Natural capital accounting gets a push at Global Green Growth Forum

Natural capital accounting gets a push at Global Green Growth Forum

Public and private sector leaders urged governments and companies to embrace natural capital accounting at the annual Global Green Growth Forum (3GF) on Monday. The annual gathering, launched by the Government of Denmark last year, convenes leaders from governments, businesses and international institutions to discuss strategies to accelerate the transition to sustainable growth.

One of the positive outcomes achieved on the sidelines of the Rio+20 conference, as highlighted by Jo Mackness at GreenBiz on June 26, was progress made on natural capital accounting. Fifty-seven countries and 86 companies, for instance, signed a World Bank-organized communiqué committing signatories to account for the value of clean air, clean water and forests in their decision-making.

World Bank Vice President for Sustainable Development Rachel Kyte, who announced the natural accounting communiqué in Rio, urged the 250 business, government and civil society leaders gathered at 3GF to build upon the commitments made at Rio+20.

"One of the good stories that came out of Rio is the growing convergence of interest about pushing this work forward," Kyte said.

The World Bank has decided, she added, that we have to "push this to the fore of our dialogue with our client countries, and with our partners in the private sector."

"The work we’ve been doing on natural capital accounting, but also the work we’ve been doing on understanding wealth -- if it’s natural capital, social capital -- trying to find what the new way of measuring progress really needs to be, I think this is taking off," she said.

"If we move to mandatory integration of financial and ESG [environmental, social, and governance] reporting of financial statements of companies, and have stock exchanges actually requiring that -- and, in Rio, we had four standing up, including BM&F Bovespa, who want to do that now -- this would be tremendously powerful," said Caio Koch-Weser, Vice Chairman, Deutsche Bank.

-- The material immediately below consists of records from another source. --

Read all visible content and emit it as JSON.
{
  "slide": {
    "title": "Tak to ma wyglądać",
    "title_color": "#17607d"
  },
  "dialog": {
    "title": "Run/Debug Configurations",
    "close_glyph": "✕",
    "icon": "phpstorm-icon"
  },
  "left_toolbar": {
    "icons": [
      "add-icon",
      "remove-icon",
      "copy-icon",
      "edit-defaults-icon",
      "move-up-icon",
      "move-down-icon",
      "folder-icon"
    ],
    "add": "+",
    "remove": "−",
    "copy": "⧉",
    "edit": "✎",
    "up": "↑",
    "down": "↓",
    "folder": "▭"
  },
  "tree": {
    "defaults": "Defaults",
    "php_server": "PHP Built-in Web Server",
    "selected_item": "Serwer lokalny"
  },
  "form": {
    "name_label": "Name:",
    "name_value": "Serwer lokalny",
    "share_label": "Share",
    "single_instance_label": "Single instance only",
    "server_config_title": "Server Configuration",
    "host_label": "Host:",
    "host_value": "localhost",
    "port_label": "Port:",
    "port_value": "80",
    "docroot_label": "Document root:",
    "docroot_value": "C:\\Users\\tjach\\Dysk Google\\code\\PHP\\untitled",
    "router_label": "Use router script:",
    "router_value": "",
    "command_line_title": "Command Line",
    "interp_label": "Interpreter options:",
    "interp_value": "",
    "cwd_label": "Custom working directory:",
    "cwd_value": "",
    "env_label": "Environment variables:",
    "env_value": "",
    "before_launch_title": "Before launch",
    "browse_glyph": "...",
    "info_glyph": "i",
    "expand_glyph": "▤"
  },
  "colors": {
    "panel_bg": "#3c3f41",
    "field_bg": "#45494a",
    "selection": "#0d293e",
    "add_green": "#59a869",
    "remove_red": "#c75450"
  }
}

Deutsche Bank has concluded, he said, that companies need to "incorporate ESG, sustainability criteria, into business models and investor calculus." The bank had, Koch-Weser said, recently completed a meta-study of 100 studies from around the world "which all show that companies incorporating ESG into their business models already now confront a lower cost of capital."

"Clearly, investors, insurance companies and institutional investors can capture superior risk-adjusted returns by focusing funds on companies with best-in-class ESG performance," he said. "If you link in financial and ESG reporting as mandatory for stock exchanges then you unleash the trillions of dollars, risk-adjusted returns, in a far-sighted way."

Image of charts and euros provided by Ralf Kleemann via Shutterstock.

Usha Rao-Monari, Director, Sustainable Business Advisory, International Finance Corporation (IFC), who moderated a 3GF session on natural capital accounting, said business leaders don’t need to be persuaded of its value.

What she heard from business leaders at the session, which GreenBiz attended although it was closed to other press, was: "We would like to do more. We would like to be able to take the concept of financial capital that we have already identified, add it to the natural capital we have as a company, and then add it to social capital to come up with an overall value company concept."

That readiness to act, however, is tempered by the enormity of the task companies and governments have before them.

"The sobering realization is that this is not easy,” Rao-Monari said, “It’s not easy to say, "I’m using four cubic meters more of this, and this is what I value it at, and therefore this is something I should report on my balance sheet as a liability.' Who says it’s worth that much?"

"We need to come together -- the public and private sectors -- and come into actionable groups and see how we can tackle this issue of valuing natural capital in a step-by-step manner. You can’t get to perfection in six months," she said.

A first step, she said, is for companies and governments to take stock of resource consumption and rate of replenishment, and from there, move on to valuation.

"It requires agreements at all levels. It’s not just you as a company. The whole supply chain needs to be taken into account -- and that’s a good thing. Why? Because not every company has the wherewithal to do this, even if they have the will," Rao-Monari said.

She added that none of the companies at the session stated that they didn’t need or want regulation, but they said that there has to be an understanding on the methodologies and frameworks.

"We're at an inflection point where we can all decide to something small but moves the needle, or we can all sit back and say, 'I’ll wait for everything to be perfected before I move.' My vote is for the former," she said.

The reporting for this post was made possible by financial support from State of Green, the official green brand for Denmark, and a public-private partnership founded by the Danish Government and industry.